Sarugo said that "the antiviral treatment he received is aimed at destroying the virus in the brain and preventing the inflammation of the nervous system. The baby will have to receive this treatment for the next six months."
The professor explained that "evidence of newborn herpes infections accompanied by brain infections, and their connection to the oral suction in circumcisions, have been widely described in medical history for the past 200 years.
"The herpes virus can cause a skin infection, which can spread to the brain and cause severe inflammation of the brain and even death," Sarugo said.
The neonatal herpes virus can also be transmitted while a baby passes through the birth canal, though not through the placenta, often leading to preventative C-section surgeries.
However, in adults, the virus is most often spread through saliva, sexual contact or blood transfusions.
Bnei Zion Medical Center further stated that "the nature of the lesions' diffusion and onset in the groin area and the continued spread of the lesions imply infection during the brit in the sucking stage when there is contact between the mohel's mouth and the baby's blood."

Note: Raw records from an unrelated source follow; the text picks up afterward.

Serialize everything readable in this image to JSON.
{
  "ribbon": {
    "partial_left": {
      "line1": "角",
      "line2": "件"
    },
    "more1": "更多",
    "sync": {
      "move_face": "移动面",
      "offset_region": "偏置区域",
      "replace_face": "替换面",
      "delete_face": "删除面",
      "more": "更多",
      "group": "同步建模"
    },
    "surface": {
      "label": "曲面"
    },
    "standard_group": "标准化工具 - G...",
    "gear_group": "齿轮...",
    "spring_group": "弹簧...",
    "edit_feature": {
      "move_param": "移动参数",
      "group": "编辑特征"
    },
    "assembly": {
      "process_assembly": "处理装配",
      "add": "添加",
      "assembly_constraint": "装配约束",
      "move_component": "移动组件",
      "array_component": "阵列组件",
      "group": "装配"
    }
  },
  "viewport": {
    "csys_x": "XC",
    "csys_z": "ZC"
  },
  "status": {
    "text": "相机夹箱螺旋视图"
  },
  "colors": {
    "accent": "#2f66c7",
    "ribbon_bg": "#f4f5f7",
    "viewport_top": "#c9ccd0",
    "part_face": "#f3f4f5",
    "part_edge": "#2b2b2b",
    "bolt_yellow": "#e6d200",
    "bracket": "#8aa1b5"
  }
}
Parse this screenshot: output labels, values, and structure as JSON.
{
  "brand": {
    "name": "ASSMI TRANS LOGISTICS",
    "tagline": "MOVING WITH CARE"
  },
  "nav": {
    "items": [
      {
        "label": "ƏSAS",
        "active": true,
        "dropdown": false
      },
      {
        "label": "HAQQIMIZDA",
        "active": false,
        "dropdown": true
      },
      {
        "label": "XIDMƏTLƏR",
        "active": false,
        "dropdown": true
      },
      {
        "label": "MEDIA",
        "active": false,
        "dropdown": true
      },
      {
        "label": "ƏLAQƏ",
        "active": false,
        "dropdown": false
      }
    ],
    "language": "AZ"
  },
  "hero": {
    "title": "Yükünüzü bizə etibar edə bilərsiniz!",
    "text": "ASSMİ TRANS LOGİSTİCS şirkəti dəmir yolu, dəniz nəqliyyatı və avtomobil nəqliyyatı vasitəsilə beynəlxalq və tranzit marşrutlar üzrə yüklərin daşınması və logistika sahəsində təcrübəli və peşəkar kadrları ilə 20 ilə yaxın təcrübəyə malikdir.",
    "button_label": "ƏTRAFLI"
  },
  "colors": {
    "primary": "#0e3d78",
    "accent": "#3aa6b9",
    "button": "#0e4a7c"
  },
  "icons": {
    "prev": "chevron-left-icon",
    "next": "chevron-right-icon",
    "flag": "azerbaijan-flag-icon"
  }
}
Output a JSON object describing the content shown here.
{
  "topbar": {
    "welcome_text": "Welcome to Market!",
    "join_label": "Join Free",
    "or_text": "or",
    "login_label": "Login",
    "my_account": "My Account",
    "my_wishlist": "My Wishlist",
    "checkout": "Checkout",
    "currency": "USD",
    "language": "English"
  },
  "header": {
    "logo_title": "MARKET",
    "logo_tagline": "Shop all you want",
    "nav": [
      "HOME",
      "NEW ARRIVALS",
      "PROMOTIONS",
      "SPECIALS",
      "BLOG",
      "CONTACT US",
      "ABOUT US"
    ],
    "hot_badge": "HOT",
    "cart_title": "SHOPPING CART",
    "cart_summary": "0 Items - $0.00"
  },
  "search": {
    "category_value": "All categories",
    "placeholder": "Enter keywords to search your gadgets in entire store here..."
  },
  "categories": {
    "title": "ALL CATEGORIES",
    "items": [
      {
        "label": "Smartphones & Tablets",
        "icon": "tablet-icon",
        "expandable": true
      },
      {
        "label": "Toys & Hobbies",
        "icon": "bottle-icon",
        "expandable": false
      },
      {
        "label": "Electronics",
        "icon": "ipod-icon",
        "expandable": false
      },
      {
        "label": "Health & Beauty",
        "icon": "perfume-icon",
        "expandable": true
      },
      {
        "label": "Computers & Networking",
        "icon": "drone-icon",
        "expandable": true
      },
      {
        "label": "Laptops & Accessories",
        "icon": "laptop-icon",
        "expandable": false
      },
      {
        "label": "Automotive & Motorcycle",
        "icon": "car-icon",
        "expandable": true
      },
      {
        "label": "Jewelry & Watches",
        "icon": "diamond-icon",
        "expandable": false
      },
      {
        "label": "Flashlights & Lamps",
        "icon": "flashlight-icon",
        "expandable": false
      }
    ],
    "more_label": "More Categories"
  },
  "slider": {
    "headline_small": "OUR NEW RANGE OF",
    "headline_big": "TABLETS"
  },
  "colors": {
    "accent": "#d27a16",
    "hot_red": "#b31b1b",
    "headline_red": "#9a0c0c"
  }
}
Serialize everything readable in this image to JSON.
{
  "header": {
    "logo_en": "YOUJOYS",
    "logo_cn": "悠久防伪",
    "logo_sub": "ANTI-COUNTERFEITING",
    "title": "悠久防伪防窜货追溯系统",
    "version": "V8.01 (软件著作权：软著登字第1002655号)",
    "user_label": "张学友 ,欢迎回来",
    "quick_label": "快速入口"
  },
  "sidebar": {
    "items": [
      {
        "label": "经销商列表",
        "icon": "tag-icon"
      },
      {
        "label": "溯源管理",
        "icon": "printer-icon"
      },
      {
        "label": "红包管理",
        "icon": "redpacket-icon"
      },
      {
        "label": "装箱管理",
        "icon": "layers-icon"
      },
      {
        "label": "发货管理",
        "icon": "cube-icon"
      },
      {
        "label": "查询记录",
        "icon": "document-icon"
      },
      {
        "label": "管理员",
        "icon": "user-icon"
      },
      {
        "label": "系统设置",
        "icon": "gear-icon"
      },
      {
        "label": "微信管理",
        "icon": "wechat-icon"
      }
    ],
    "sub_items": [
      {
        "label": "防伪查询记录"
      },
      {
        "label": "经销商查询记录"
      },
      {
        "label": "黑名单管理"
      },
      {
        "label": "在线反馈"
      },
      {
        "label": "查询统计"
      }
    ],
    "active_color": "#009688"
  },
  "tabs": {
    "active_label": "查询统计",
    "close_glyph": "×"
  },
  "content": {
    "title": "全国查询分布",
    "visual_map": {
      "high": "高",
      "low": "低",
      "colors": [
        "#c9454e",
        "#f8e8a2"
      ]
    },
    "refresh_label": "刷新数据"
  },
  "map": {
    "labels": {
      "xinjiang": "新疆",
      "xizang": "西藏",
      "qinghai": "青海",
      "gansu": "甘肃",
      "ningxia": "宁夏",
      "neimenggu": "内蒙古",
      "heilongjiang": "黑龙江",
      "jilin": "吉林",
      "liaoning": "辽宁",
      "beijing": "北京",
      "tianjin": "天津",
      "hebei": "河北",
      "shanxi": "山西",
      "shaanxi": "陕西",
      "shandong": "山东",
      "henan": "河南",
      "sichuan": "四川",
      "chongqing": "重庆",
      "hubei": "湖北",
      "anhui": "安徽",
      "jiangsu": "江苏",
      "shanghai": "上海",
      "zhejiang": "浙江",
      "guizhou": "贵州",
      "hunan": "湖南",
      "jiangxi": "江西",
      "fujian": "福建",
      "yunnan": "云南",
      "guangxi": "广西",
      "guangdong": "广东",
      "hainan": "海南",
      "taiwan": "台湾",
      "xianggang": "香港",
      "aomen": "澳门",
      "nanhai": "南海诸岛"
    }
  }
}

The Talmud writes that a "Mohel (Circumciser) who does not suck creates a danger, and should be dismissed from practice." Rashi, commenting on that Talmudic passage, explains that the purpose of this step is to draw some blood from deep inside the wound, to prevent danger to the baby.
The suction phase in circumcisions today is most often performed by using a small suction tube, similar to the kind found at a dentist's office, thus avoiding the use of the mouth as recommended by the Pediatric Association and the Ministry of Health.
However, some Orthodox and Hassidic Jewish factions still use the Metzitzah B'Peh method for traditional reasons, since it is one of the four steps to fulfill the mitzvah (commandment).